# TASK INSTRUCTIONS
When you copy the listing, reproduce each line as it appears and omit every image.

-- -- --

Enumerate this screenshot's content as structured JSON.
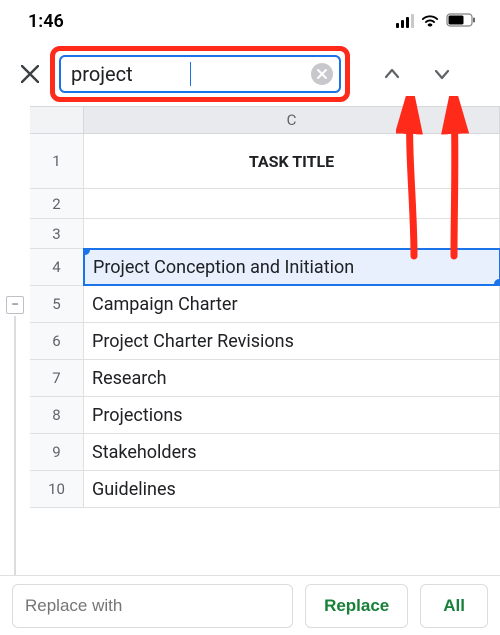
{
  "status": {
    "time": "1:46"
  },
  "search": {
    "value": "project",
    "clear_symbol": "✕"
  },
  "nav": {
    "up": "up",
    "down": "down"
  },
  "sheet": {
    "column_label": "C",
    "rows": [
      {
        "num": "1",
        "text": "TASK TITLE",
        "header": true,
        "tall": true
      },
      {
        "num": "2",
        "text": "",
        "short": true
      },
      {
        "num": "3",
        "text": "",
        "short": true
      },
      {
        "num": "4",
        "text": "Project Conception and Initiation",
        "selected": true
      },
      {
        "num": "5",
        "text": "Campaign Charter"
      },
      {
        "num": "6",
        "text": "Project Charter Revisions"
      },
      {
        "num": "7",
        "text": "Research"
      },
      {
        "num": "8",
        "text": "Projections"
      },
      {
        "num": "9",
        "text": "Stakeholders"
      },
      {
        "num": "10",
        "text": "Guidelines"
      }
    ],
    "collapse_symbol": "−"
  },
  "replace": {
    "placeholder": "Replace with",
    "replace_label": "Replace",
    "all_label": "All"
  },
  "annotation": {
    "highlight_color": "#ff2a1a"
  }
}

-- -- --

# RESPONSE BELOW
Enumerate this screenshot's content as structured JSON.
{
  "status": {
    "time": "1:46"
  },
  "search": {
    "value": "project",
    "clear_symbol": "✕"
  },
  "nav": {
    "up": "up",
    "down": "down"
  },
  "sheet": {
    "column_label": "C",
    "rows": [
      {
        "num": "1",
        "text": "TASK TITLE",
        "header": true,
        "tall": true
      },
      {
        "num": "2",
        "text": "",
        "short": true
      },
      {
        "num": "3",
        "text": "",
        "short": true
      },
      {
        "num": "4",
        "text": "Project Conception and Initiation",
        "selected": true
      },
      {
        "num": "5",
        "text": "Campaign Charter"
      },
      {
        "num": "6",
        "text": "Project Charter Revisions"
      },
      {
        "num": "7",
        "text": "Research"
      },
      {
        "num": "8",
        "text": "Projections"
      },
      {
        "num": "9",
        "text": "Stakeholders"
      },
      {
        "num": "10",
        "text": "Guidelines"
      }
    ],
    "collapse_symbol": "−"
  },
  "replace": {
    "placeholder": "Replace with",
    "replace_label": "Replace",
    "all_label": "All"
  },
  "annotation": {
    "highlight_color": "#ff2a1a"
  }
}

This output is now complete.